Commercial Lending Survey | By Laura Alix
It’s a good time to be a commercial lender. So why aren’t more people entering the field?
After a few recession-era years of lackluster earnings, base salary and cash bonuses are creeping back up for many commercial lenders; but for many, the pay is only a secondary consideration, according to a new survey from Smith & Wilkinson, a Scarborough, M.E.-headquartered banking executive search firm.
Base salaries for commercial lenders increased modestly last year, according to the survey. Commercial lenders in Massachusetts and Rhode Island (for survey purposes, the two states were counted together) earned an average base salary of $118,549, and almost 89 percent of commercial lenders earned a cash bonus that averaged $23,217.
Team leaders, or other individuals in charge of managing other lenders, fared even better, earning an average base salary of $161,511 in 2013. Fully 90 percent of team leaders responding to the survey also earned cash bonuses, which averaged a little more than $40,000.
But for many respondents, salary played second-fiddle to having a good work environment with a team you respect. Thirty-four percent of commercial lenders and 47 percent of team leaders surveyed said that co-workers and team were the most important factor in choosing a place to work.
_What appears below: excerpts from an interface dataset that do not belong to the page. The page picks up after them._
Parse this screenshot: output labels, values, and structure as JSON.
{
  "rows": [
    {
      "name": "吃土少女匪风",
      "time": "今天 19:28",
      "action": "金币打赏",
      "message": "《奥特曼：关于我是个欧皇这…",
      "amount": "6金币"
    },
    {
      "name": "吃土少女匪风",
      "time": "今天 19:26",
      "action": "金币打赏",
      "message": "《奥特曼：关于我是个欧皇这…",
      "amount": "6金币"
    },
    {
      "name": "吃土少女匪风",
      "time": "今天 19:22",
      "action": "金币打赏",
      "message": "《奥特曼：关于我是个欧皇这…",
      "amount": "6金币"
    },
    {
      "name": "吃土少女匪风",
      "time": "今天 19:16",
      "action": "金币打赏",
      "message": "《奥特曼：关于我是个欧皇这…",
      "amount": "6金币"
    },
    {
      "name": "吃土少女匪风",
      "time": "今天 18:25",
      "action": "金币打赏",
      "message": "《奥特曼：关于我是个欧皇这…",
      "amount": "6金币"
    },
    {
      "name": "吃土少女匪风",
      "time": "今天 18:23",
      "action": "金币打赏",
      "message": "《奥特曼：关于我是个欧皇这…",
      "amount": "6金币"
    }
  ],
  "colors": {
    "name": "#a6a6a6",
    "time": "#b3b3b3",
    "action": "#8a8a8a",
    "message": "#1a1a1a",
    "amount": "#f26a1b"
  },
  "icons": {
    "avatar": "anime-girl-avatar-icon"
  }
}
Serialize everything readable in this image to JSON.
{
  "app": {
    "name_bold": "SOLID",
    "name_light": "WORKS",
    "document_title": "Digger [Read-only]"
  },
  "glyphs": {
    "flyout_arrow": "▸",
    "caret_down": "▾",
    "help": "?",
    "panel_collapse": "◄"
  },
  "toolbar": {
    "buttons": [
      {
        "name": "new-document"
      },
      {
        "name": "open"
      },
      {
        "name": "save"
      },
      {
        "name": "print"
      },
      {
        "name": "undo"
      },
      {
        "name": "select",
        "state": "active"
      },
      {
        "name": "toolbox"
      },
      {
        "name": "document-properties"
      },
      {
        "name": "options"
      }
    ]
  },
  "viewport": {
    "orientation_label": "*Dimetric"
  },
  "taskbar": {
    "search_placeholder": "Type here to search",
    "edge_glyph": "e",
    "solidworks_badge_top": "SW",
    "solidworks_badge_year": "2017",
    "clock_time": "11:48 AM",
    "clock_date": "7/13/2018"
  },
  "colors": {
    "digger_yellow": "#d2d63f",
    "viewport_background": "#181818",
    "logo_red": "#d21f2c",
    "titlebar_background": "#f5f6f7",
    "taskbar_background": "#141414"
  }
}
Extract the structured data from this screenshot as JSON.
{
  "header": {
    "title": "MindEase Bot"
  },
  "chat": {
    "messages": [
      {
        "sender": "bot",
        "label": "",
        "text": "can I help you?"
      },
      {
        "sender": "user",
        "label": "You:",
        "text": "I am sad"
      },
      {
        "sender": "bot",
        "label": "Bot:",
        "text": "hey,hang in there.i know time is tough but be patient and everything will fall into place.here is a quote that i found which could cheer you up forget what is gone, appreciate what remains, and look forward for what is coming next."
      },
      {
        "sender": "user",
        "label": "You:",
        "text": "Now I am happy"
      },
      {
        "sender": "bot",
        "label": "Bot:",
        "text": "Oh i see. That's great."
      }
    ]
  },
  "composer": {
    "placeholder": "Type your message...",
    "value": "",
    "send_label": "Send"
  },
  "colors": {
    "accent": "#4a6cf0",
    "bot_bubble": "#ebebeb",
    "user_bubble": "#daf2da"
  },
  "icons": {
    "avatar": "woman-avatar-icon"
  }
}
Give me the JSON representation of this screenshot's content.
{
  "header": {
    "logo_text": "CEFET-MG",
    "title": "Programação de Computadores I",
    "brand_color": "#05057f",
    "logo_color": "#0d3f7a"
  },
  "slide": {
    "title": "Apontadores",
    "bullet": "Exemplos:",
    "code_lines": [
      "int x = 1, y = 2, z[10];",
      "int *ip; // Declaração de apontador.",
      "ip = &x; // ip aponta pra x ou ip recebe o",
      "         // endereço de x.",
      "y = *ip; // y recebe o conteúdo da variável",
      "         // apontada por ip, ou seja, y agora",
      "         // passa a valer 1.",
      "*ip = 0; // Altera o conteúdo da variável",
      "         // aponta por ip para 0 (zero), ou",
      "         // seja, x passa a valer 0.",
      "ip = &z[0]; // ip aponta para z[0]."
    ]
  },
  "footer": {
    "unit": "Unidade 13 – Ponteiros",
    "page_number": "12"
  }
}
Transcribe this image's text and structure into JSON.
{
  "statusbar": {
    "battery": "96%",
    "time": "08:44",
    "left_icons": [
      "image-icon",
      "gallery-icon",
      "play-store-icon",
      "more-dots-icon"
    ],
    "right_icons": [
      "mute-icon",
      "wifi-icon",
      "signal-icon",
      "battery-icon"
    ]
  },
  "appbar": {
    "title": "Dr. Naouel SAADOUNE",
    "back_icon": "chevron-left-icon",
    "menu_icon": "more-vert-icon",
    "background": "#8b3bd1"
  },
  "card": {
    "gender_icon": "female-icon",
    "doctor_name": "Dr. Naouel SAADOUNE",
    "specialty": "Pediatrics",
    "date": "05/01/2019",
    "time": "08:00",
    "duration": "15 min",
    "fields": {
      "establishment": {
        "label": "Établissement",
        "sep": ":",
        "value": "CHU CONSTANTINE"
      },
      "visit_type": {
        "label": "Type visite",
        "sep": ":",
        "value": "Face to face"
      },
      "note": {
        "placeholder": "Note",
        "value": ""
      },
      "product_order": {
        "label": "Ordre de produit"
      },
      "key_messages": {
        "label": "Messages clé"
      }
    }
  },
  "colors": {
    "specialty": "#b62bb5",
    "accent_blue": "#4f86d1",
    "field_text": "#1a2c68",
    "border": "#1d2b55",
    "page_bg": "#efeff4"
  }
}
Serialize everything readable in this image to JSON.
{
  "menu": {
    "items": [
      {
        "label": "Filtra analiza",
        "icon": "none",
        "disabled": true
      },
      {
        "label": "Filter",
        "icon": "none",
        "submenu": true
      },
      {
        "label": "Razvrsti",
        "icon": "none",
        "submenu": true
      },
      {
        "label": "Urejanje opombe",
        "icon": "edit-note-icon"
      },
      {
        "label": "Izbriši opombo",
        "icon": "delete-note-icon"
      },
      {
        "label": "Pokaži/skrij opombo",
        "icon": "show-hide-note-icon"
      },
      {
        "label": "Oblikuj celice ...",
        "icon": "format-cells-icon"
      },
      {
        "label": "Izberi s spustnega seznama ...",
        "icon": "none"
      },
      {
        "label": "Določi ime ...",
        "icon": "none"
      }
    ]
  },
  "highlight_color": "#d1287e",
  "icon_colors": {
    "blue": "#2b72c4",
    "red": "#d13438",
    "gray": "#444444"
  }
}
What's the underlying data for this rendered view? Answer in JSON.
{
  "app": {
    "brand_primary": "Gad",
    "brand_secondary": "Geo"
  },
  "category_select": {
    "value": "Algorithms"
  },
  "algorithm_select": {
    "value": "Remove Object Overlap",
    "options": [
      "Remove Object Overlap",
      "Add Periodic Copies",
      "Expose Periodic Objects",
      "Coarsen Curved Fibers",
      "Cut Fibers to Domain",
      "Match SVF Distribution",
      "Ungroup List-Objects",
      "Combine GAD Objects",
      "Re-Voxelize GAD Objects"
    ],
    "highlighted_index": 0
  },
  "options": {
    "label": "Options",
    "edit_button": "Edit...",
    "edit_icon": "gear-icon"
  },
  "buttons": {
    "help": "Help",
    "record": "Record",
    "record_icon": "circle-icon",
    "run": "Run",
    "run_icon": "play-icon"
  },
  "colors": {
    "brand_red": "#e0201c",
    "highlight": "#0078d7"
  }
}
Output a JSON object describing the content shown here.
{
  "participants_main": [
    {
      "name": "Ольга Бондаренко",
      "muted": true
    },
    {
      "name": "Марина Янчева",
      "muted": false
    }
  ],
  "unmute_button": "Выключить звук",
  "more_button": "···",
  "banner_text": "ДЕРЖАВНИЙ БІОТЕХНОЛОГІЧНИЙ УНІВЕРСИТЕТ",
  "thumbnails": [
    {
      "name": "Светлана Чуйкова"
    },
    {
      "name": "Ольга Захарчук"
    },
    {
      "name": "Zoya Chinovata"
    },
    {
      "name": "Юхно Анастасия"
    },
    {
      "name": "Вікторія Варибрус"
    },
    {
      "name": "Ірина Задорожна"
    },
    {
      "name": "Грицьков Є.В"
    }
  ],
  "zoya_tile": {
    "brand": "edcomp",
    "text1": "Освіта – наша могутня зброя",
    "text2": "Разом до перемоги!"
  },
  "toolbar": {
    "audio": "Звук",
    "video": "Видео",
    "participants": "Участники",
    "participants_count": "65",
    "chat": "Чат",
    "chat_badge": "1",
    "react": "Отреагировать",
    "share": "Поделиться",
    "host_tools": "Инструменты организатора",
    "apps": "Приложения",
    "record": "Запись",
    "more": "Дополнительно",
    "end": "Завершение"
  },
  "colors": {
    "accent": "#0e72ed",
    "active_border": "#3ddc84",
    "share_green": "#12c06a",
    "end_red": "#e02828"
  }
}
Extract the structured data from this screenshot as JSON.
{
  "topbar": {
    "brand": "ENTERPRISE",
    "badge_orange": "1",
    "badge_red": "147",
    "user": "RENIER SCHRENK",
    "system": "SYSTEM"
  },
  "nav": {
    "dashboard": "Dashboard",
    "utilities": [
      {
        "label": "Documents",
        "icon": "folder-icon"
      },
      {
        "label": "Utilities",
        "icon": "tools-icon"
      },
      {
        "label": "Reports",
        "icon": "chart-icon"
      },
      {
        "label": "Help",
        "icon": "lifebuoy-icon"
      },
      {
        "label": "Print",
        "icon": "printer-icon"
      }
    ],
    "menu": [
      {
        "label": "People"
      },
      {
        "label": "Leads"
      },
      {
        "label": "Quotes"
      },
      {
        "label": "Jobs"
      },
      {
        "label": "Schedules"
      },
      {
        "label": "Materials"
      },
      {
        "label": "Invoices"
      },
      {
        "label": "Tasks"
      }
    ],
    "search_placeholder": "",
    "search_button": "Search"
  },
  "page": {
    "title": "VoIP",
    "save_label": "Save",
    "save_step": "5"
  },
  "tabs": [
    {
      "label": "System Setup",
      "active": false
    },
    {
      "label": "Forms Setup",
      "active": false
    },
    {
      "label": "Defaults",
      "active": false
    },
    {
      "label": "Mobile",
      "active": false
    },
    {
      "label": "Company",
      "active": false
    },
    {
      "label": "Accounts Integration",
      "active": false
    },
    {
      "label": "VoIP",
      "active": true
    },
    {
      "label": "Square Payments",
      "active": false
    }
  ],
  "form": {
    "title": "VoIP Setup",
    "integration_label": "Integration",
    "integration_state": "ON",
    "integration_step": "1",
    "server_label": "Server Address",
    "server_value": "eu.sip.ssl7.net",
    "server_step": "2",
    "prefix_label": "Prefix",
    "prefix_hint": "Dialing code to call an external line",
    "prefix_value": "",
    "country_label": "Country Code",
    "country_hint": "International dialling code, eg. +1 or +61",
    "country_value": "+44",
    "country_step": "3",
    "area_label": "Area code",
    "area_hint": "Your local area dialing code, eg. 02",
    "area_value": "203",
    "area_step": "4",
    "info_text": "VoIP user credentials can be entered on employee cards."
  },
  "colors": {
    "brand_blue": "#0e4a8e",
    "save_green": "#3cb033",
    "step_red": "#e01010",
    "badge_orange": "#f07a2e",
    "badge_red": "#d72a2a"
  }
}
Just 20 percent and 14 percent, respectively, put compensation first.
“At the end of the day, people want to be compensated fairly, but what they really want is to feel like they’re part of a team and feel that their efforts are appreciated,” said Carll Wilkinson, managing partner at Smith & Wilkinson.
Robert M. Mahoney, president and CEO of Belmont Savings Bank, agreed, “The reason pay isn’t so important is that they’re very well-paid. These are $100,000-plus jobs with one or two years of experience… Pay is secondary. What matters is: Can I deliver?”
A Matter of Support
Lenders seek a predictable environment, according to the survey. The lender wants to know that the credit analysts and loan committee back at the office can back up his or her promises to a potential client, he said.
“When you make a promise you can’t fulfill, you’ve lost more than one friend,” Mahoney said. “They’ll tell a friend. They’ll tell everyone at their country club on Saturday morning. That’s the worst thing that can possibly happen to a lender.”
And banks are happy to pay those established commercial lenders well, Mahoney said, because they are, collectively, a major profit center.
Arthur Warren, a compensation adviser with the Walpole-based bank consultancy Arthur Warren Assoc., works with approximately 144 community banks across 13 states and specializes in helping banks design compensation packages. In addition to increasing base salaries, bonuses and long-term incentives, community banks are also employing front-end hiring bonuses for new commercial lenders, he said.
“It’s an outright carrot,” Warren said. “The retention bonuses are interesting. We build in future payments to the lender and basically, they don’t own those payments unless they work a requisite number of years.”
To entice those lenders to stick with it for the long haul, Warren said some banks also offer defined retirement contributions over and above the bank’s extant pension plan, 401(k) or profit-sharing plan.
An Aging Population
The Smith & Wilkinson survey also reveals a coming demographic problem in the commercial lending field. The percentage of respondents planning to retire in the next five years inched up to 16 percent last year from 13 percent in 2012. While the survey did reveal a slightly greater number of respondents with fewer years of experience, it’s undeniable that commercial lenders on the whole are growing older.
Once upon a time, super-regional banks like Shawmut and Bank of Boston hired hoards of new graduates right out of school and into training programs, Mahoney said. That’s how he – and many other commercial bankers who started their careers in the 70s, 80s and early 90s – got their start.
Then banks started training and hiring credit analysts, who ultimately helped commercial lenders to become more efficient. With three analysts back at the office, one commercial lender could now do the work that previously required three or four, Mahoney said.
At some point, there seemed to be enough commercial bankers. But “now what everybody does is they just steal bankers from one bank to another,” Mahoney observed.
Mahoney, who noted that he has been looking to hire a new commercial lender for at least six months now, was hopeful that universities might recognize the value of an education in commercial banking and roll out degree programs.
Warren, meanwhile, said the shortage of high-quality commercial lending talent is driving many community banks to court their top lenders into staying aboard, or easing slowly into retirement, while they train their successors.
Even regulators have turned up their focus on succession plans for key talent within community banks.
“This is another form of risk assessment,” Warren said. “If there’s only one lender or one credit analyst at the bank, and they leave, there’s a serious issue.” ■